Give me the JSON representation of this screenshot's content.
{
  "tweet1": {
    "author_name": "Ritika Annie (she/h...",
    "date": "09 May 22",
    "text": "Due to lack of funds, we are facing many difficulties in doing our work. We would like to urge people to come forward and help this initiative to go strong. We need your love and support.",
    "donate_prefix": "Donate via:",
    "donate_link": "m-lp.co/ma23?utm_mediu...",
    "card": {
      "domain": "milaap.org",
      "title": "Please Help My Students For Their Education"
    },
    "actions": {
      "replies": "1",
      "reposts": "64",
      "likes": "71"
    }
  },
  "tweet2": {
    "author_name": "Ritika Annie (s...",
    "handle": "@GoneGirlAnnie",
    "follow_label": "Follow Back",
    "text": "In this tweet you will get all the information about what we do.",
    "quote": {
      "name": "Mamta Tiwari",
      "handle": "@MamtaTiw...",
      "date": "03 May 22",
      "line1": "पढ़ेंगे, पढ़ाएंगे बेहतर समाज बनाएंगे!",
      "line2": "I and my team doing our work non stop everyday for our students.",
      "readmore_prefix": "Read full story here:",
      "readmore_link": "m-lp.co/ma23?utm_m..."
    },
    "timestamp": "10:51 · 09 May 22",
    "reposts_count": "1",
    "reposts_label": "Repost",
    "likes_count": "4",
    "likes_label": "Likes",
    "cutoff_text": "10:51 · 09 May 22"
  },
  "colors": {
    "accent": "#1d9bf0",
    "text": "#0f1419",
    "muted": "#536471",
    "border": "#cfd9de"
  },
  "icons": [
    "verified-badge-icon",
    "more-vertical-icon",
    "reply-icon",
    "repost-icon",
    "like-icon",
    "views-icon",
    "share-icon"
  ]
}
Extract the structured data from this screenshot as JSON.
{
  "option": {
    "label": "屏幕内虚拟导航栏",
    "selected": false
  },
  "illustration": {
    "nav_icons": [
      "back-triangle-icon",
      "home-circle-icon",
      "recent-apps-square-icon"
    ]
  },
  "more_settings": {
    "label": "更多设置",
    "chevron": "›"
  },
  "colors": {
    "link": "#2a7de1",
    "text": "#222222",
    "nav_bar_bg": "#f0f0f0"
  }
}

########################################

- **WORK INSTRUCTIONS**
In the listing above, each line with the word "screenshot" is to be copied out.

- **REPLY**
Give me the JSON representation of this screenshot's content.
Extract the structured data from this screenshot as JSON.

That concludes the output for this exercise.